I declared the Gospel to you earlier in Spanish to try to help you see how challenging it is to receive a witness of someone else's faith. While maybe you might have understood some of the words that I read, you would not necessarily understand all the nuances and beauty of the communication.

We could take a dictionary and go word by word and translate, but still you would not get the same sense and depth as one who was brought up in that language. This my friends brings us to the gift that God gave the world - the virtue of motherhood.

When I think of Peter trying to explain to a gentile - a Roman centurian what the event of Jesus Christ was all about, I cannot get away from the image of a mother of an infant trying to teach the child to talk. Not only did Peter and Cornelius understand the world through different native languages, but their whole concept of the world came from different stories. Their whole way of understanding God or a pantheon of gods - plural, was different.

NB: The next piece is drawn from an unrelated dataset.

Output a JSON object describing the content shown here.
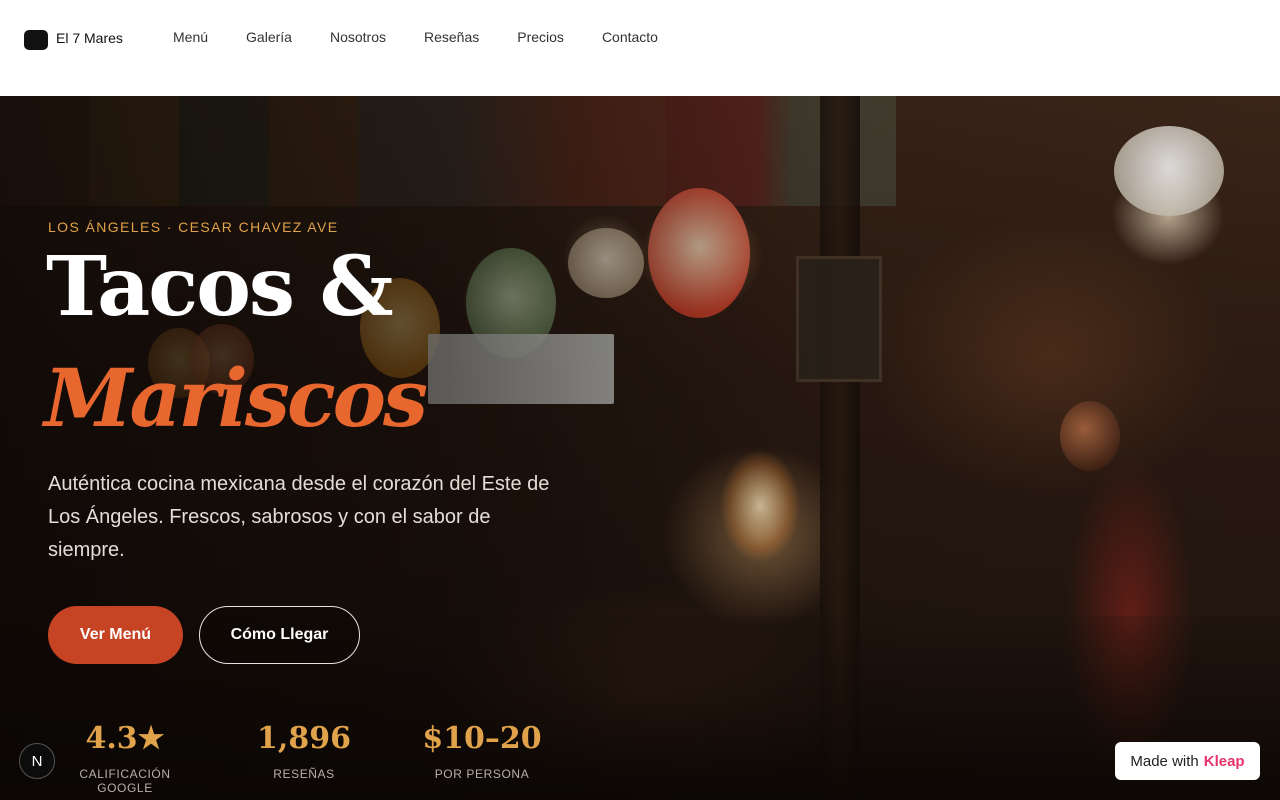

I remember how fun and challenging it was to create experiences for my babies - that would communicate what the meaning was behind the sounds I was uttering. I now watch with envy sometimes, the joy of mothers in the grocery stores wheeling the carts down the aisle showing and saying. I think of the mistakes little children make and the patience of a mother correcting them. I remember the incessant questions, "what's this?" "why that?" I think of sitting and reading when a toddler comes with a favorite book and says, "read me a story."

The Holy Spirit inspired Cornelius to come to Peter and hear the story of Jesus. And Peter rose to the challenge of crossing language barriers, cultural barriers, and even old religious taboos that said, Gentiles were unclean and unworthy. When Cornelius asked, what's this and why that, Peter taught him the vocabulary that brought him to a new way of life.

Moms, our task is no different. God sends the little ones into our world for us to bring them to life not to get them to breathe. Our task is not just to feed, diaper, and clothe. But to bring them to joy in their creator. It does not end with English, math, and good behavior but a knowledge of Jesus Christ that can sustain them throughout the challenges of this world.

As I look out into this congregation, I see many moms and many more that have had moms. What an honor and a privilege to enter into this kind of relationship that nurtures a person to maturity. The virtue of motherhood embodies the love that teaches the foundational stories that can center and focus a child's life. Motherhood has the opportunity to show by your way of life, the life that is to be desired and sought after when the child leaves the nest.

As disciples of Jesus Christ, we have those same opportunities and those same possibilities for joy. Every encounter with a stranger brings us an encounter with a child of God to be nurtured.

Read other sermons by Pastor Joan